There's not much room for error on the security front if you're running an application service provider. V Mathivanan, CEO of Singapore-based ASP CrimsonLogic, likens it to running a bank, only instead of storing millions of dollars the company stores millions of dollars worth of data. "Would you put your money in a bank without proper security?" he asks. "We have to make sure we have processes in place that make people feel comfortable."
A couple of years ago, he decided the best way to do that was to get certified under the British Standard code BS 7799. Drafted in 1995, the standard was originally intended as a security framework for the then-nascent e-commerce industry. It was later revised to become more general and adaptable by almost any organization. Part one of BS 7799 defines best practices for security management, and part two—the part that's certifiable—outlines how to create an information security management system. The International Organization for Standardization (ISO) has come up with an equivalent standard called ISO 17799.

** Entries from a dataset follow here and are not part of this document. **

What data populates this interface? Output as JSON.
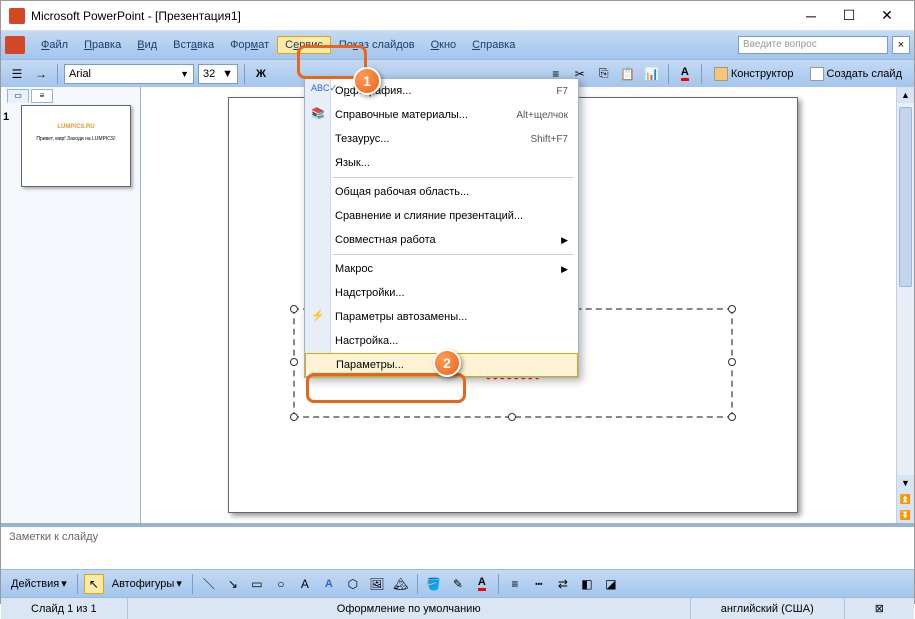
{
  "window": {
    "title": "Microsoft PowerPoint - [Презентация1]"
  },
  "menubar": {
    "file": "Файл",
    "edit": "Правка",
    "view": "Вид",
    "insert": "Вставка",
    "format": "Формат",
    "tools": "Сервис",
    "slideshow": "Показ слайдов",
    "window": "Окно",
    "help": "Справка",
    "search_placeholder": "Введите вопрос"
  },
  "toolbar": {
    "font": "Arial",
    "size": "32",
    "designer": "Конструктор",
    "newslide": "Создать слайд"
  },
  "dropdown": {
    "items": [
      {
        "label": "Орфография...",
        "shortcut": "F7",
        "u": 0
      },
      {
        "label": "Справочные материалы...",
        "shortcut": "Alt+щелчок"
      },
      {
        "label": "Тезаурус...",
        "shortcut": "Shift+F7"
      },
      {
        "label": "Язык..."
      },
      {
        "sep": true
      },
      {
        "label": "Общая рабочая область..."
      },
      {
        "label": "Сравнение и слияние презентаций..."
      },
      {
        "label": "Совместная работа",
        "arrow": true
      },
      {
        "sep": true
      },
      {
        "label": "Макрос",
        "arrow": true
      },
      {
        "label": "Надстройки..."
      },
      {
        "label": "Параметры автозамены..."
      },
      {
        "label": "Настройка..."
      },
      {
        "label": "Параметры...",
        "hl": true
      }
    ]
  },
  "slide": {
    "title": "LUMPICS.RU",
    "sub1": "Привет, мир! Заходи на",
    "sub1_partial": "ди на",
    "sub2": "LUMPICS!"
  },
  "thumb": {
    "num": "1",
    "t1": "LUMPICS.RU",
    "t2": "Привет, мир! Заходи на LUMPICS!"
  },
  "notes": {
    "placeholder": "Заметки к слайду"
  },
  "drawbar": {
    "actions": "Действия",
    "autoshapes": "Автофигуры"
  },
  "statusbar": {
    "slide": "Слайд 1 из 1",
    "design": "Оформление по умолчанию",
    "lang": "английский (США)"
  },
  "callouts": {
    "one": "1",
    "two": "2"
  }
}
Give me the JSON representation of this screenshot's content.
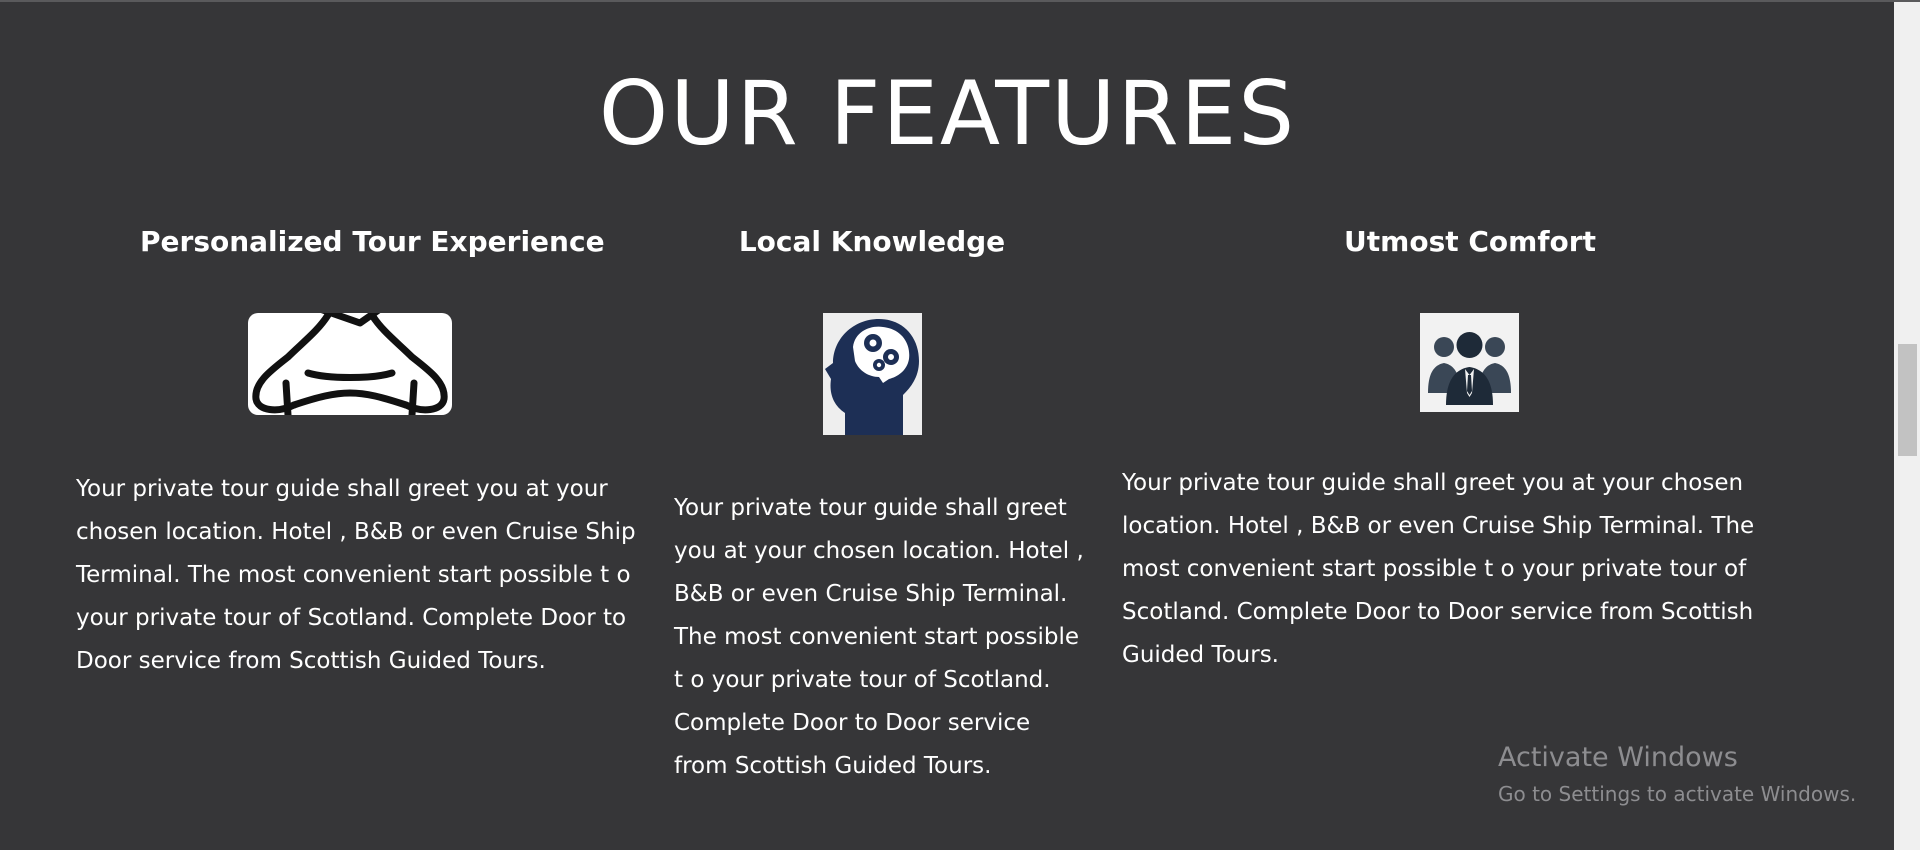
{
  "section": {
    "title": "OUR FEATURES"
  },
  "features": [
    {
      "title": "Personalized Tour Experience",
      "icon": "meditation-figure-icon",
      "text": "Your private tour guide shall greet you at your chosen location. Hotel , B&B or even Cruise Ship Terminal. The most convenient start possible t o your private tour of Scotland. Complete Door to Door service from Scottish Guided Tours."
    },
    {
      "title": "Local Knowledge",
      "icon": "brain-gears-icon",
      "text": "Your private tour guide shall greet you at your chosen location. Hotel , B&B or even Cruise Ship Terminal. The most convenient start possible t o your private tour of Scotland. Complete Door to Door service from Scottish Guided Tours."
    },
    {
      "title": "Utmost Comfort",
      "icon": "business-team-icon",
      "text": "Your private tour guide shall greet you at your chosen location. Hotel , B&B or even Cruise Ship Terminal. The most convenient start possible t o your private tour of Scotland. Complete Door to Door service from Scottish Guided Tours."
    }
  ],
  "watermark": {
    "title": "Activate Windows",
    "subtitle": "Go to Settings to activate Windows."
  },
  "colors": {
    "background": "#363638",
    "text": "#ffffff",
    "icon_navy": "#1d2f55",
    "icon_slate": "#3a4756"
  }
}
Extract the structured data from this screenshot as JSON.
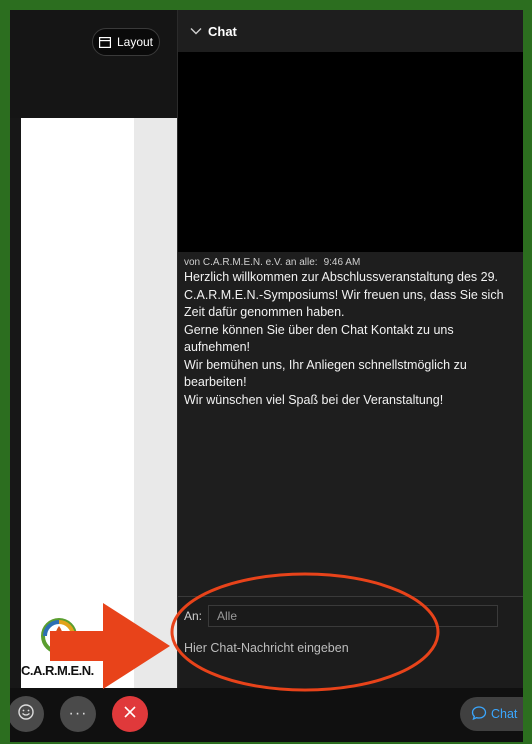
{
  "toolbar": {
    "layout_label": "Layout"
  },
  "chat": {
    "header_title": "Chat",
    "message": {
      "meta": "von C.A.R.M.E.N. e.V. an alle:",
      "time": "9:46 AM",
      "lines": [
        "Herzlich willkommen zur Abschlussveranstaltung des 29. C.A.R.M.E.N.-Symposiums! Wir freuen uns, dass Sie sich Zeit dafür genommen haben.",
        "Gerne können Sie über den Chat Kontakt zu uns aufnehmen!",
        "Wir bemühen uns, Ihr Anliegen schnellstmöglich zu bearbeiten!",
        "Wir wünschen viel Spaß bei der Veranstaltung!"
      ]
    },
    "to_label": "An:",
    "to_value": "Alle",
    "input_placeholder": "Hier Chat-Nachricht eingeben"
  },
  "slide": {
    "logo_text": "C.A.R.M.E.N."
  },
  "controls": {
    "more_label": "···",
    "chat_toggle_label": "Chat"
  },
  "colors": {
    "frame_border": "#2c6e1f",
    "leave_red": "#e0393b",
    "annotation": "#e8431a",
    "chat_accent": "#3aa7ff"
  },
  "icons": [
    "layout-icon",
    "chevron-down-icon",
    "reaction-icon",
    "more-icon",
    "close-icon",
    "chat-bubble-icon",
    "arrow-annotation",
    "ellipse-annotation"
  ]
}
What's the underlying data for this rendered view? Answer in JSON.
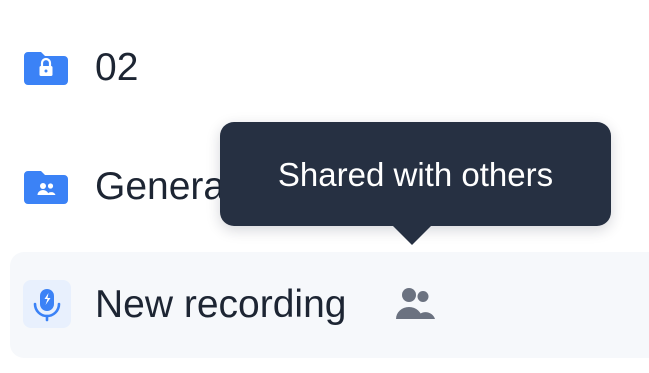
{
  "colors": {
    "folder_blue": "#3b82f6",
    "text": "#1d2533",
    "tooltip_bg": "#263042",
    "tooltip_text": "#ffffff",
    "mic_tile_bg": "#e8f0fd",
    "mic_blue": "#3b82f6",
    "shared_icon": "#6b7280",
    "row_hover_bg": "#f6f8fb"
  },
  "items": [
    {
      "label": "02",
      "icon": "locked-folder-icon"
    },
    {
      "label": "Genera",
      "icon": "shared-folder-icon"
    },
    {
      "label": "New recording",
      "icon": "microphone-icon",
      "badge_icon": "people-icon"
    }
  ],
  "tooltip": {
    "text": "Shared with others"
  }
}
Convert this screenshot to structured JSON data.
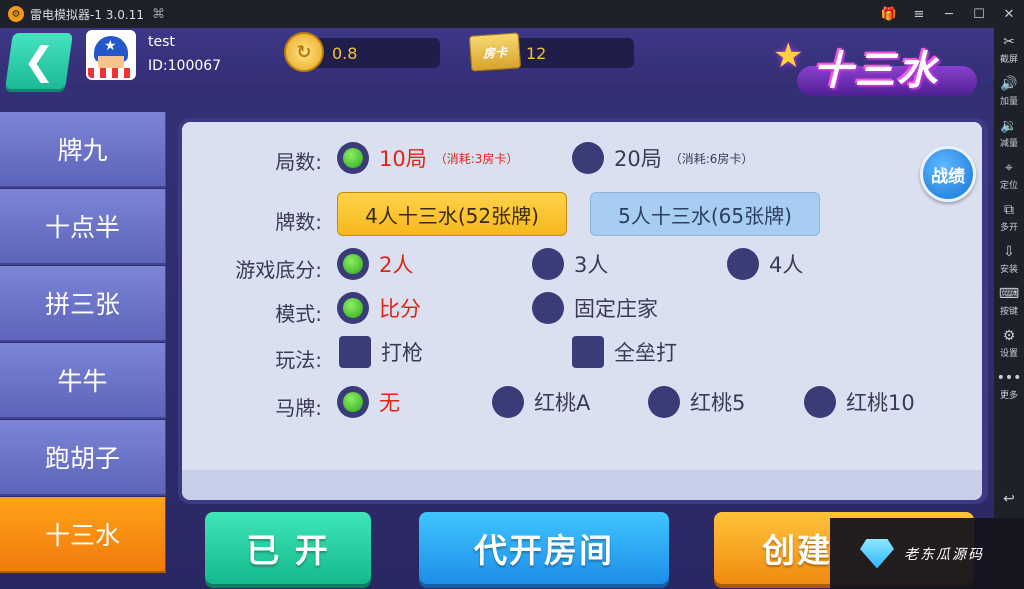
{
  "window": {
    "title": "雷电模拟器-1 3.0.11",
    "logo_glyph": "⚙",
    "gamepad_icon": "gamepad-icon"
  },
  "window_controls": [
    "gift-icon",
    "menu-icon",
    "minimize-icon",
    "maximize-icon",
    "close-icon"
  ],
  "right_toolbar": [
    {
      "icon": "✂",
      "label": "截屏"
    },
    {
      "icon": "🔊",
      "label": "加量"
    },
    {
      "icon": "🔉",
      "label": "减量"
    },
    {
      "icon": "⌖",
      "label": "定位"
    },
    {
      "icon": "⧉",
      "label": "多开"
    },
    {
      "icon": "⇩",
      "label": "安装"
    },
    {
      "icon": "⌨",
      "label": "按键"
    },
    {
      "icon": "⚙",
      "label": "设置"
    },
    {
      "icon": "•••",
      "label": "更多"
    }
  ],
  "back_arrow": "↩",
  "user": {
    "name": "test",
    "id": "ID:100067"
  },
  "coins": {
    "value": "0.8"
  },
  "room_cards": {
    "icon_text": "房卡",
    "value": "12"
  },
  "logo_text": "十三水",
  "sidebar": [
    "牌九",
    "十点半",
    "拼三张",
    "牛牛",
    "跑胡子",
    "十三水"
  ],
  "settings": {
    "rounds": {
      "label": "局数:",
      "options": [
        {
          "text": "10局",
          "cost": "（消耗:3房卡）",
          "selected": true
        },
        {
          "text": "20局",
          "cost": "（消耗:6房卡）",
          "selected": false
        }
      ]
    },
    "cards": {
      "label": "牌数:",
      "options": [
        {
          "text": "4人十三水(52张牌)",
          "selected": true
        },
        {
          "text": "5人十三水(65张牌)",
          "selected": false
        }
      ]
    },
    "base_score": {
      "label": "游戏底分:",
      "options": [
        {
          "text": "2人",
          "selected": true
        },
        {
          "text": "3人",
          "selected": false
        },
        {
          "text": "4人",
          "selected": false
        }
      ]
    },
    "mode": {
      "label": "模式:",
      "options": [
        {
          "text": "比分",
          "selected": true
        },
        {
          "text": "固定庄家",
          "selected": false
        }
      ]
    },
    "play": {
      "label": "玩法:",
      "options": [
        {
          "text": "打枪",
          "checked": false
        },
        {
          "text": "全垒打",
          "checked": false
        }
      ]
    },
    "horse_card": {
      "label": "马牌:",
      "options": [
        {
          "text": "无",
          "selected": true
        },
        {
          "text": "红桃A",
          "selected": false
        },
        {
          "text": "红桃5",
          "selected": false
        },
        {
          "text": "红桃10",
          "selected": false
        }
      ]
    }
  },
  "record_button": "战绩",
  "buttons": {
    "opened": "已 开",
    "proxy": "代开房间",
    "create": "创建"
  },
  "watermark": "老东瓜源码",
  "colors": {
    "selected_text": "#e02418",
    "active_tab": "#f07b0b",
    "panel": "#dbe0f0"
  }
}
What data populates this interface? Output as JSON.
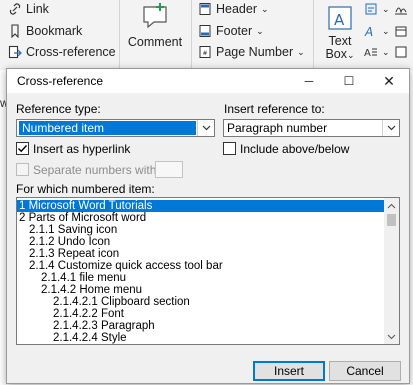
{
  "ribbon": {
    "link": "Link",
    "bookmark": "Bookmark",
    "cross_reference": "Cross-reference",
    "comment": "Comment",
    "header": "Header",
    "footer": "Footer",
    "page_number": "Page Number",
    "text_box_line1": "Text",
    "text_box_line2": "Box",
    "text_box_caret": "⌄",
    "edge_char": "w"
  },
  "dialog": {
    "title": "Cross-reference",
    "minimize": "─",
    "maximize": "☐",
    "close": "✕",
    "reference_type_label": "Reference type:",
    "reference_type_value": "Numbered item",
    "insert_reference_to_label": "Insert reference to:",
    "insert_reference_to_value": "Paragraph number",
    "insert_as_hyperlink": {
      "label": "Insert as hyperlink",
      "checked": true
    },
    "include_above_below": {
      "label": "Include above/below",
      "checked": false
    },
    "separate_numbers": {
      "label": "Separate numbers with",
      "checked": false,
      "enabled": false
    },
    "for_which_label": "For which numbered item:",
    "items": [
      "1 Microsoft Word Tutorials",
      "2 Parts of Microsoft word",
      "2.1.1 Saving icon",
      "2.1.2 Undo Icon",
      "2.1.3 Repeat icon",
      "2.1.4 Customize quick access tool bar",
      "2.1.4.1 file menu",
      "2.1.4.2 Home menu",
      "2.1.4.2.1 Clipboard section",
      "2.1.4.2.2 Font",
      "2.1.4.2.3 Paragraph",
      "2.1.4.2.4 Style"
    ],
    "selected_index": 0,
    "insert_button": "Insert",
    "cancel_button": "Cancel"
  },
  "colors": {
    "accent": "#0078d7",
    "dialog_bg": "#f0f0f0",
    "ribbon_bg": "#f3f3f3"
  }
}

Both of the standards identify ten domains for security management, such as security policy, personnel security, physical security, systems development and maintenance, and business continuity management. These break down into 127 control points. "The security problem is a very complicated one," says Chuang Shyne Song, general manager of RadianTrust, the security consultancy that worked with CrimsonLogic on the accreditation process. "BS 7799 tries to break this problem into different parts and structure it so it's easier to manage."
Still, the process of getting certified is not an easy one. It starts with an internal review of procedures, and eventually includes several audits by an outside authority. Once a company is certified, auditors conduct reviews every six months and can at any time do spot checks that include random interviews with personnel. That means every member of the staff must understand the company's security policy.
While CrimsonLogic has always had what it considers a strong security policy, the accreditation process revealed several areas where there was room for improvement. For instance, the company uses closed-circuit television cameras to monitor critical areas of its operations, but auditors pointed out that the recorder wasn't secured. Someone could tamper with the tapes while they were recording. So the recorder is now kept in a locked metal box, and staff must sign out keys to open it.
In all, CrimsonLogic spent US$285,000 on the year-long certification process, an expense Mathivanan considers well worth while. In the long run he thinks the measures taken will save money and prevent security breaches that would undoubtedly cost the company business. "The loss of credibility is a high cost to pay," he says.
Experts point out that while BS 7799 and ISO 17799 constitute a good framework on which to carry out security, a certificate isn't a substitute for ongoing diligence. "I despair of the idea of someone saying I'll look at every letter of ISO 17799, tick off whether I'm compliant, and walk out the door feeling that I'm secure," says US-based security guru Harry Demaio. "A standard of that sort can't do that. It's too generic."
Mathivanan agrees. But he considers BS 7799 a good starting place. And as an internationally recognized stamp of approval, it helps reassure clients that the company takes security seriously. "This is something to tell customers, something that shows the pain and trouble we go to to keep their data secure," he says. —Y.G.